▶ What is required: Exact copy, no pictures: restate each entry below word for word.

━━━━━ Provided entries ━━━━━

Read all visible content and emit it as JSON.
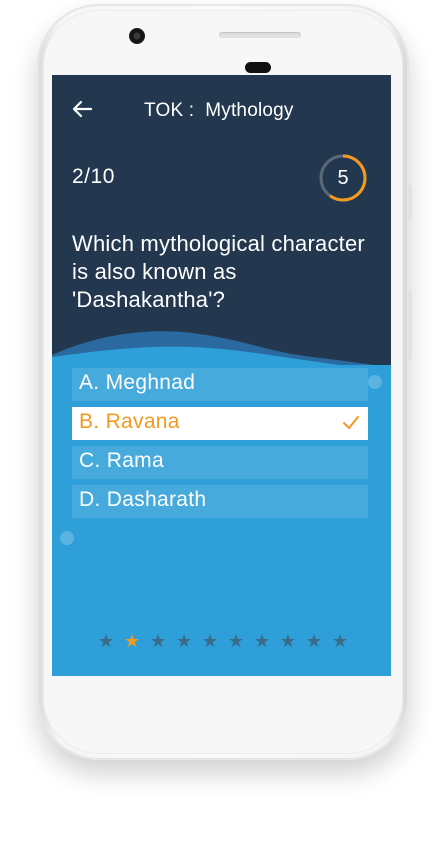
{
  "header": {
    "title": "TOK :  Mythology"
  },
  "quiz": {
    "counter": "2/10",
    "timer": "5",
    "timer_fraction": 0.6
  },
  "question": {
    "text": "Which mythological character is also known as 'Dashakantha'?"
  },
  "options": [
    {
      "label": "A. Meghnad",
      "selected": false
    },
    {
      "label": "B. Ravana",
      "selected": true
    },
    {
      "label": "C. Rama",
      "selected": false
    },
    {
      "label": "D. Dasharath",
      "selected": false
    }
  ],
  "progress": {
    "total_stars": 10,
    "filled_index": 1
  },
  "colors": {
    "background": "#23384f",
    "answers_background": "#2e9fd8",
    "accent": "#f39a1f",
    "star_inactive": "#3a6b87"
  },
  "icons": {
    "back": "arrow-left-icon",
    "check": "checkmark-icon",
    "star": "star-icon"
  }
}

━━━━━

▶ Result of the task:
Read all visible content and emit it as JSON.
{
  "header": {
    "title": "TOK :  Mythology"
  },
  "quiz": {
    "counter": "2/10",
    "timer": "5",
    "timer_fraction": 0.6
  },
  "question": {
    "text": "Which mythological character is also known as 'Dashakantha'?"
  },
  "options": [
    {
      "label": "A. Meghnad",
      "selected": false
    },
    {
      "label": "B. Ravana",
      "selected": true
    },
    {
      "label": "C. Rama",
      "selected": false
    },
    {
      "label": "D. Dasharath",
      "selected": false
    }
  ],
  "progress": {
    "total_stars": 10,
    "filled_index": 1
  },
  "colors": {
    "background": "#23384f",
    "answers_background": "#2e9fd8",
    "accent": "#f39a1f",
    "star_inactive": "#3a6b87"
  },
  "icons": {
    "back": "arrow-left-icon",
    "check": "checkmark-icon",
    "star": "star-icon"
  }
}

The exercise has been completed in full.